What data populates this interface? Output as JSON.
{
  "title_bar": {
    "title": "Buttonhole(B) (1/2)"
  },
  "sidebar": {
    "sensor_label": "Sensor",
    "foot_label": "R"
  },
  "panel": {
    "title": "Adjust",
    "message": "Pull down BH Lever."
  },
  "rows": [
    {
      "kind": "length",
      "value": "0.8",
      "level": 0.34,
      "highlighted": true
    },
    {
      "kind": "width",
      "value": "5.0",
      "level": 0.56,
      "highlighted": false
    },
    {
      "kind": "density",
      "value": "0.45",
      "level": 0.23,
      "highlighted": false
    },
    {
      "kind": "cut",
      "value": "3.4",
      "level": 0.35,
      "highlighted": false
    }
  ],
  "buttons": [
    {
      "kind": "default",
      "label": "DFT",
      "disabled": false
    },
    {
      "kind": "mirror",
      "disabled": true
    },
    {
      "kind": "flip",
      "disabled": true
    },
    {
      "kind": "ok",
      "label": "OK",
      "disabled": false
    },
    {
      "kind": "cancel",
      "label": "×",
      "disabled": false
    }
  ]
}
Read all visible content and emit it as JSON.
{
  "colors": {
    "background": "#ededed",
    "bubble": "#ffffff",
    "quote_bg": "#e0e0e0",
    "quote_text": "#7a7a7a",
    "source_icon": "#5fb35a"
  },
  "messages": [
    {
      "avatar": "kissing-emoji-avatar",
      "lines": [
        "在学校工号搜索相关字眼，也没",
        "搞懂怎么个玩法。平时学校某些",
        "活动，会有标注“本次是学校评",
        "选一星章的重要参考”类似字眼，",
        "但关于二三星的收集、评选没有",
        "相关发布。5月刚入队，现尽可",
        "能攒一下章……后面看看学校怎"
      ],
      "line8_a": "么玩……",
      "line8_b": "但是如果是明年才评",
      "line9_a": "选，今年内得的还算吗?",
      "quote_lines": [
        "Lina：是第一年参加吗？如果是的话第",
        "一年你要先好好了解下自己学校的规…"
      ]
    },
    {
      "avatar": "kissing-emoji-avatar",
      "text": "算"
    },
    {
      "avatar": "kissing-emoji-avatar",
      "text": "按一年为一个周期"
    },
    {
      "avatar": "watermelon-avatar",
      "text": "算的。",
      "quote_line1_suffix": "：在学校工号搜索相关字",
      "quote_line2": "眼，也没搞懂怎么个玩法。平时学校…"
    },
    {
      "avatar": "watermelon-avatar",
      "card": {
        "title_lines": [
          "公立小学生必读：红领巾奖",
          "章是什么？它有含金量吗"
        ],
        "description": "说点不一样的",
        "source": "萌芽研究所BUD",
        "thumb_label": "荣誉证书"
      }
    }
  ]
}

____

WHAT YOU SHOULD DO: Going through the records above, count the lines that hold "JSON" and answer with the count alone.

WRITTEN RESPONSE: 2